Substances that may cause a slippery road surface are numerous, and can include:

  • Oil or other chemicals
  • Wet leaves
  • Wet manhole covers
  • Painted highway striping
  • Ice or frost

One aspect of the above substances that make them especially dangerous is that they may not be easily visible to the motorcyclist.

Mechanical failures

There are many types of mechanical failures that can occur on a motorcycle.  Perhaps the best way to minimize and/or eliminate the risks of such mechanical failures is to perform regular maintenance checks, and otherwise be aware of the normal service life of the various motorcycle components.   Motorcycle maintenance is further discussed on the “Illinois Motorcycle Maintenance” page.

Defective parts

Defective motorcycle parts and/or defective motorcycle components can lead to the motorcyclist losing control of the motorcycle.  Due to the nature of these defective parts, it may be very difficult to predict their failure.

The manufacturer of such defective parts and components may be liable for injuries and/or other damages that may arise from accidents caused by failing parts.

Riding After Drinking

Riding a motorcycle after drinking is a primary cause of serious motorcycle accidents, many of which are fatal.   The subject is further discussed on the “Illinois Motorcycle Riding After Drinking” page.  It would seem that a large percentage of these accidents involve a loss of control, due to various effects alcohol has on the ability to properly operate a motorcycle.

There are many statistics, both from Illinois (cited in the “Illinois Motorcycle Riding After Drinking” page mentioned above) as well as nationally, that suggest that a large percentage of fatal motorcycle accidents involve motorcyclists who ride while impaired by alcohol.

This “riding after drinking” is not new – nor are its tragic consequences.  The Hurt Report, published in 1981, found that almost half of fatal motorcycle accidents involved alcohol consumption before riding.

Excess Speed And Reckless Driving

Many motorcycle accidents are caused by loss of control due to excessive speed and reckless driving.  On modern-era motorcycles, it is easy to reach speeds in excess of 100 miles per hour, and do so quickly.  As such, some are tempted to ride at high speeds.  However, doing so presents an elevated risk profile, as such speeds make quick speed reduction, accident avoidance, and other facets of motorcycle control much more challenging – if not impossible.

Reckless motorcycle riding has been cited in a number of fatal Illinois motorcycle accidents, many of which have been discussed on this site.

Riding Too Fast For Conditions

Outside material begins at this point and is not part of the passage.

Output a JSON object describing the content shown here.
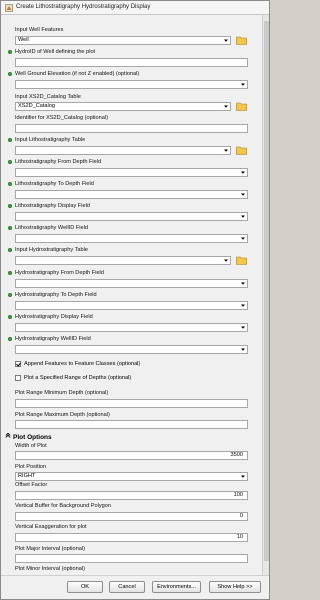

Riding too fast for conditions involves riding a motorcycle at a speed that is too high given prevailing roadway and/or weather conditions.  In doing so, the motorcyclist risks losing control.

There are various conditions that may dictate riding a motorcycle at a lesser speed, or not riding at all.  While there are many such conditions, one example would be riding during heavy rainfall, in which visibility can be highly impaired.  Other adverse consequences, such as hydroplaning, may also result.

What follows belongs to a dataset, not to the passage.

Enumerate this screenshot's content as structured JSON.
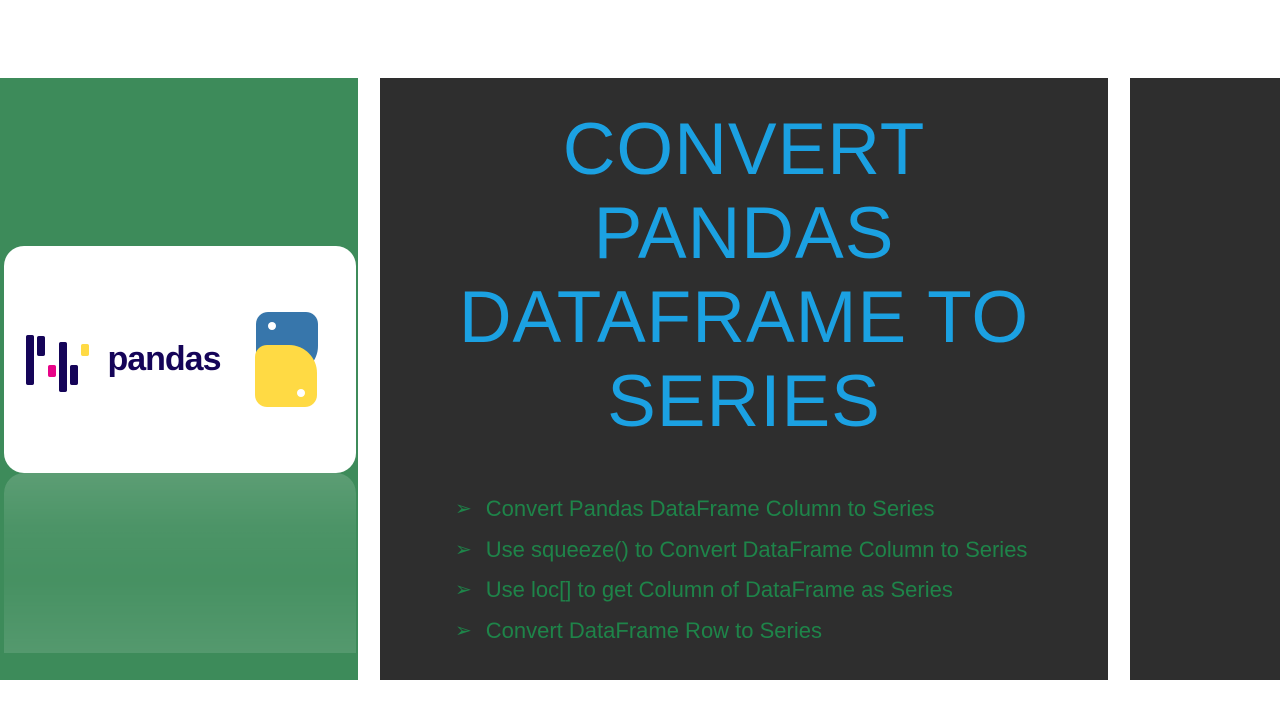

Conclusion

The above discusses various reasons for a motorcyclist’s possible loss of control of the motorcycle.  Due to the dynamics of a motorcycle, such loss of control can lead to instability, which often leads to accidents, some of which are fatal.  Being aware of the above factors that may lead to loss of control is essential for safe motorcycle riding.

Should you be injured in an Illinois accident, there are a variety of steps you should take to both protect your health and your legal rights, including your rights to monetary recovery for your accident injuries.  From a legal perspective, it is highly recommended that you speak with an Illinois personal injury lawyer soon after an accident.  There are various steps you should take to protect your legal rights and to help maximize your potential to attain compensation for your accident injuries and other harm that may have resulted due to the accident.

If you were injured in an accident, call Tony Elman at (773) 392-8182 to discuss the accident and see what legal actions may be taken.  This legal consultation is provided free of charge and is confidential in nature.

Elman Law Group, LLC handles cases on a contingency basis…you will not be charged legal fees unless and until there is a monetary recovery.